GA: When I was 16 years old I saw a production of Falsettos, directed by Randy Kramer for what was then known as Summerfare, a musical theatre company in Buffalo. It was a defining experience in my life. I went in as a fairly typical teenager, generally unaware of what was going on in the world beyond my social sphere, but I can honestly say that the show changed me. I left an activist - a fierce advocate for HIV and AIDS awareness, for LGBTQ equality, for women in traditionally male-driven narratives (how are Charlotte and Cordelia's names never spoken???) - the story so moved me. It made me ask questions that desperately needed to be asked and after just a few hours I saw the world differently. A few years later, in 1997, I was an assistant stage manager for an incredible production of Angels in America through Buffalo's Studio Arena, directed by Robert Moss. It felt then, as it does now, like such important work. I was a sophomore in college and those artists were so generous and inclusive. From these early experiences and so many more I've learned the significance of bringing people together in the same room, whether through rehearsal or through performance, to experience the lives of others, to be challenged to look at the world in a new way. And not to stop there: to take action, to speak out when social injustice occurs, to learn about our history. Which, of course, leads us to Cradle.

CC: What inspired you to direct "The Cradle Will Rock"?

GA: I care deeply about the relationship between theatre and the world in which it takes place - past and present. When we, as a department, chose the show a year ago, it was exciting to expand the students' repertoire into the highly influential work of Marc Blitzstein through what even then felt like a timely tale of greed, institutional corruption, and disenfranchisement. But our country and our community have gone through a tremendous shift, even since this play was chosen. As evidenced by The Ghostlight Project, forums like that at The Public and through American Theatre, and gatherings like "National Conversation" in which I participated at the Eugene O'Neill Theatre Center in December, many of us have been left with the burning question, "What can theatre do?"

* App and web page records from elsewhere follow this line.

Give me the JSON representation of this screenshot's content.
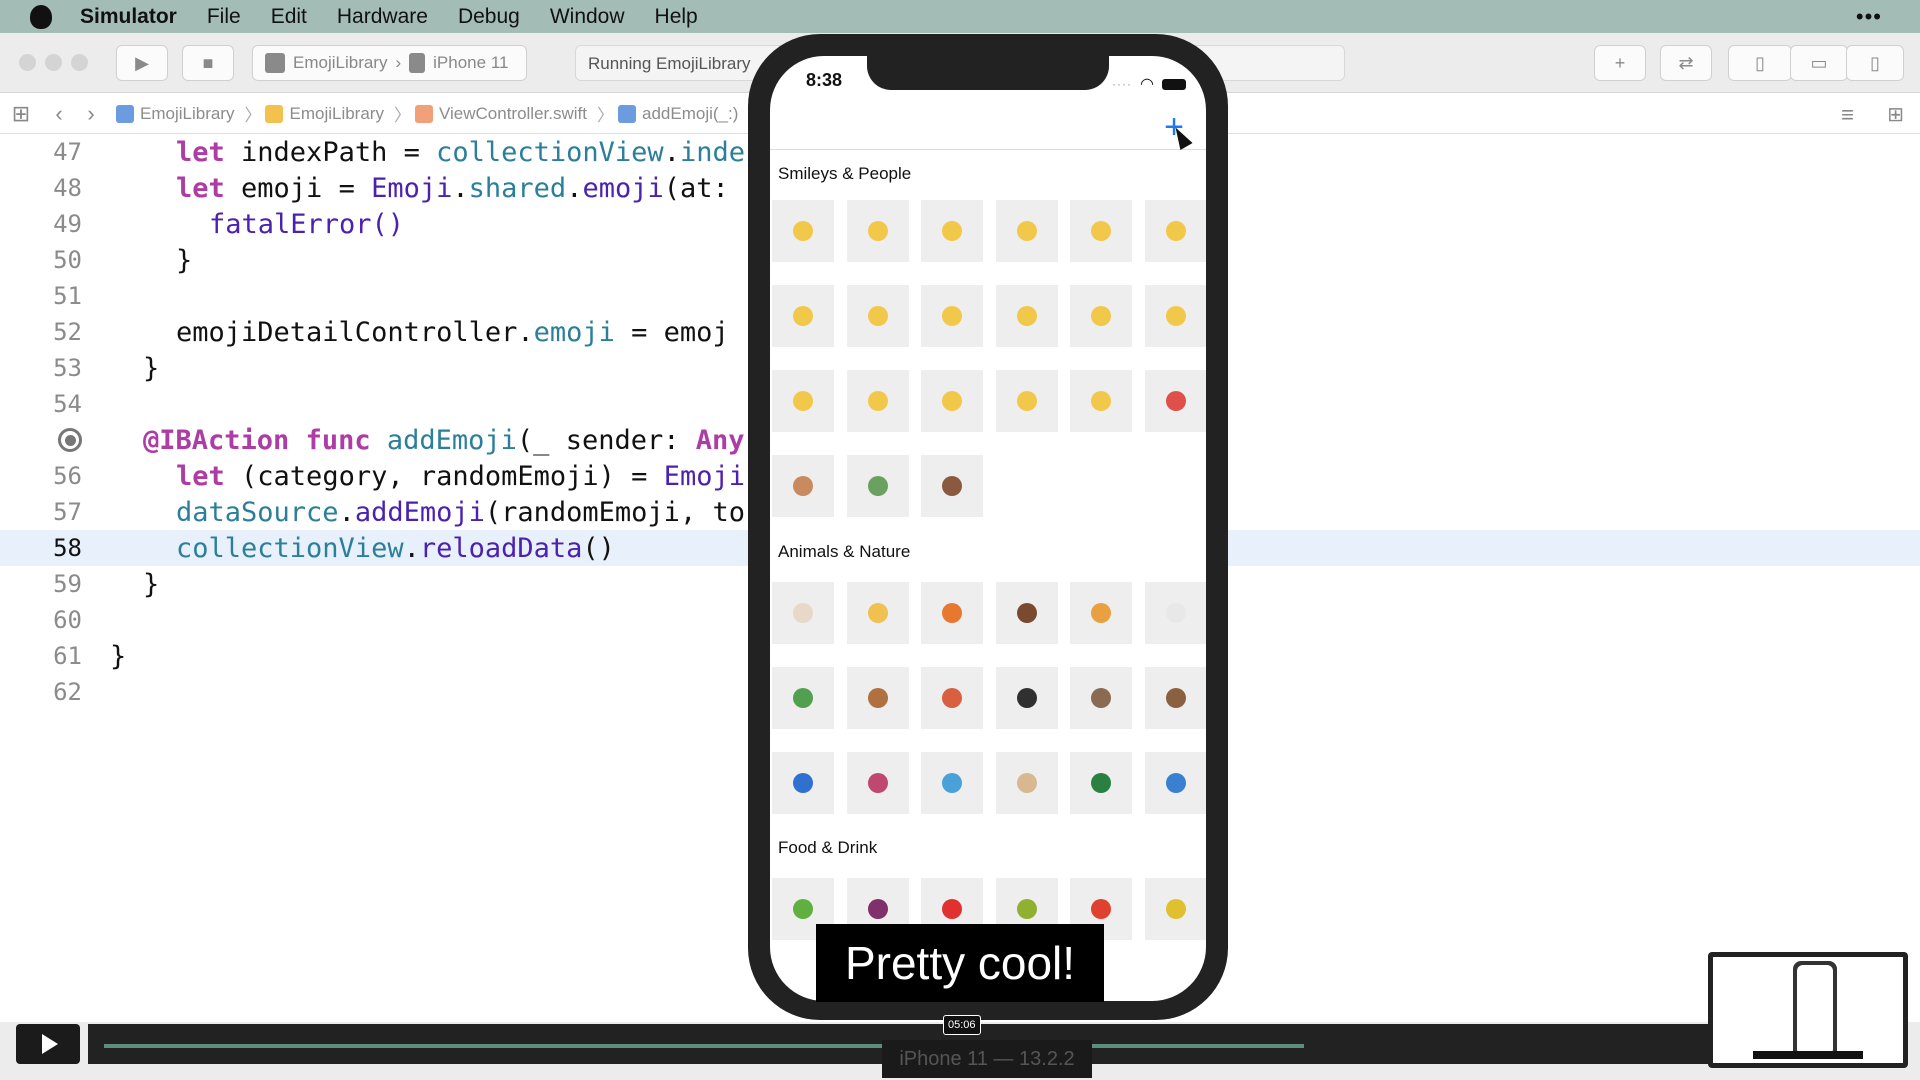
{
  "menubar": {
    "app": "Simulator",
    "items": [
      "File",
      "Edit",
      "Hardware",
      "Debug",
      "Window",
      "Help"
    ],
    "more": "•••"
  },
  "toolbar": {
    "scheme_target": "EmojiLibrary",
    "scheme_device": "iPhone 11",
    "status": "Running EmojiLibrary"
  },
  "jumpbar": {
    "crumbs": [
      "EmojiLibrary",
      "EmojiLibrary",
      "ViewController.swift",
      "addEmoji(_:)"
    ]
  },
  "editor": {
    "lines": [
      {
        "num": "47",
        "text": "let indexPath = collectionView.inde"
      },
      {
        "num": "48",
        "text": "let emoji = Emoji.shared.emoji(at:"
      },
      {
        "num": "49",
        "text": "fatalError()"
      },
      {
        "num": "50",
        "text": "}"
      },
      {
        "num": "51",
        "text": ""
      },
      {
        "num": "52",
        "text": "emojiDetailController.emoji = emoj"
      },
      {
        "num": "53",
        "text": "}"
      },
      {
        "num": "54",
        "text": ""
      },
      {
        "num": "55",
        "text": "@IBAction func addEmoji(_ sender: Any"
      },
      {
        "num": "56",
        "text": "let (category, randomEmoji) = Emoji"
      },
      {
        "num": "57",
        "text": "dataSource.addEmoji(randomEmoji, to"
      },
      {
        "num": "58",
        "text": "collectionView.reloadData()"
      },
      {
        "num": "59",
        "text": "}"
      },
      {
        "num": "60",
        "text": ""
      },
      {
        "num": "61",
        "text": "}"
      },
      {
        "num": "62",
        "text": ""
      }
    ],
    "current_line": "58"
  },
  "phone": {
    "time": "8:38",
    "sections": [
      {
        "title": "Smileys & People",
        "emoji_colors": [
          "#f2c84b",
          "#f2c84b",
          "#f2c84b",
          "#f2c84b",
          "#f2c84b",
          "#f2c84b",
          "#f2c84b",
          "#f2c84b",
          "#f2c84b",
          "#f2c84b",
          "#f2c84b",
          "#f2c84b",
          "#f2c84b",
          "#f2c84b",
          "#f2c84b",
          "#f2c84b",
          "#f2c84b",
          "#e0504a",
          "#c98a60",
          "#6aa060",
          "#8a5a40"
        ]
      },
      {
        "title": "Animals & Nature",
        "emoji_colors": [
          "#e8d8c8",
          "#f0c050",
          "#e87830",
          "#7a4a30",
          "#e8a040",
          "#e8e8e8",
          "#50a050",
          "#b07040",
          "#d86040",
          "#303030",
          "#8a6a50",
          "#8a6040",
          "#3070d0",
          "#c04870",
          "#4aa0d8",
          "#d8b890",
          "#2a8040",
          "#3a80d0"
        ]
      },
      {
        "title": "Food & Drink",
        "emoji_colors": [
          "#60b040",
          "#80306a",
          "#e03030",
          "#90b030",
          "#e04030",
          "#e0c030"
        ]
      }
    ]
  },
  "caption": "Pretty cool!",
  "player": {
    "timestamp": "05:06",
    "device_label": "iPhone 11 — 13.2.2"
  }
}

CC: What has been your most memorable and challenging experience throughout the rehearsal process?

GA: One of the most challenging aspects of our production has also been one of the most exciting and rewarding. Bertolt Brecht was such an important influence on Blitzstein and his aesthetic has certainly informed our work, just as the legendary 1937 production in which Blitzstein played the score from an empty stage has ghosted our work from the beginning. One of the exciting challenges we've set for ourselves has been how to create each specific locale from items found within a theatre: ladders, exposed lights, rope, wood and platforms. Visually, it's a nod to our driving question of "what can theatre do, especially in times of crisis?" I had been trained in Moment Work under Tectonic Theater Project's Leigh Fondakowski a few years back and the students took to it immediately, creating a common vocabulary that merged all of the elements of theatre, from lights to costumes to the work they were already doing as actors.

CC: How do you think the current political climate affects the story you're telling with this show?

GA: There was not a rehearsal for which something had not happened that morning, that afternoon, even minutes before which frightening resonance in the lines that Blitzstein wrote 80 years ago. From the status of immigrants, to "fake news", to the mortgage crisis, to a single line comparing the United States to Russia - this production has provided us with an answer to that question: it brings people together - a community - to speak up and out. It's a pro-union story and I think it's fair to say that the current political climate has led us to tell it also as pro-Union -- with a "capital U"; what are the ideals of this country? Equality. Opportunity for all. There's no room for complacency in this show as written and there's no room for it in our production today.

Tickets are $12 general admission; $8 for seniors, military and students. Purchase tickets online or call the theater department, 860-439-2605, for more information.